Which lines in the data contain the word "value"? Please copy each of them.

━━━ PROVIDED MATERIAL

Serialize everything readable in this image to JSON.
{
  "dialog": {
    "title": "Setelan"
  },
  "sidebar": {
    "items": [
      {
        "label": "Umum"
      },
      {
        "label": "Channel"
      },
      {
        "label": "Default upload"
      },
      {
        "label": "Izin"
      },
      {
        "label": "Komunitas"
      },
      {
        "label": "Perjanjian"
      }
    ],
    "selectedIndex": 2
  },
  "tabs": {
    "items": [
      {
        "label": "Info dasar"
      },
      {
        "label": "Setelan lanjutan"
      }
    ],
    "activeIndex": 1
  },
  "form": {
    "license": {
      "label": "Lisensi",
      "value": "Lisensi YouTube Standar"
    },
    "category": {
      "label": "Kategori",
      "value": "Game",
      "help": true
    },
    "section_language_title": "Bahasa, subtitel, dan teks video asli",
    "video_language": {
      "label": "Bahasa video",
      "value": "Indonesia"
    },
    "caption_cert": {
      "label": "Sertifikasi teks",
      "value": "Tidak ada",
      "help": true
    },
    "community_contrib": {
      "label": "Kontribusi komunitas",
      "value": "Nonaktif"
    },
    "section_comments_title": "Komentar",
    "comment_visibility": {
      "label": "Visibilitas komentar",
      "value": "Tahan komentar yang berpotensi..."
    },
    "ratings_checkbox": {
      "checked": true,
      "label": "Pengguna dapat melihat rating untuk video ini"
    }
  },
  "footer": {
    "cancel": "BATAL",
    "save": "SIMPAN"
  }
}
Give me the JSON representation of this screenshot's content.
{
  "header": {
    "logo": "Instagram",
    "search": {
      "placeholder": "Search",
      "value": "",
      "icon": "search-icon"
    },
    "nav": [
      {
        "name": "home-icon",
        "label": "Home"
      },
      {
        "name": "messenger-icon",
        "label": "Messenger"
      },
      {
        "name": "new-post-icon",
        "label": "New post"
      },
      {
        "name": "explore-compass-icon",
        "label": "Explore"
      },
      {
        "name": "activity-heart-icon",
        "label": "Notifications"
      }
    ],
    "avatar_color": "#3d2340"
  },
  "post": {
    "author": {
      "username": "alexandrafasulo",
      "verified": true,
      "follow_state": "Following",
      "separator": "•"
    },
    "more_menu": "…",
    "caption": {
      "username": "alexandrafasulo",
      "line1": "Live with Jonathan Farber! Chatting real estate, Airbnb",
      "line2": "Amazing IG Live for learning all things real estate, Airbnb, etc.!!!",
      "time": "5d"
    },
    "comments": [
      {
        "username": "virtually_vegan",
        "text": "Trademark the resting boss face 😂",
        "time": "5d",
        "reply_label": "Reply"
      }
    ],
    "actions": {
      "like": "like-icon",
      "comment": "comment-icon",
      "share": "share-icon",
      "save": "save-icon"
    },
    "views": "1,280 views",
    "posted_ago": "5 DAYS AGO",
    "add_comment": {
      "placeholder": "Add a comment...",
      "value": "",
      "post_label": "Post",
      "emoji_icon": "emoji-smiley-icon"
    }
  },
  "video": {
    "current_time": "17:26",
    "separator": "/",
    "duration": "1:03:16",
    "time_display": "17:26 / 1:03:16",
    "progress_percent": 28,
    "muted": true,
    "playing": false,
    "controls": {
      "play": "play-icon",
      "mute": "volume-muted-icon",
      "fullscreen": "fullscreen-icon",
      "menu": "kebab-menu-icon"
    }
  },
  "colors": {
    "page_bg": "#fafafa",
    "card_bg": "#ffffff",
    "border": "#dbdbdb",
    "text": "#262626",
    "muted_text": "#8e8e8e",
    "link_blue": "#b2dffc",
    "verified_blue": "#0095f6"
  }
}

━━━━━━

__TASK RESULT__:
      "value": "Lisensi YouTube Standar"
      "value": "Game",
      "value": "Indonesia"
      "value": "Tidak ada",
      "value": "Nonaktif"
      "value": "Tahan komentar yang berpotensi..."
      "value": "",
      "value": "",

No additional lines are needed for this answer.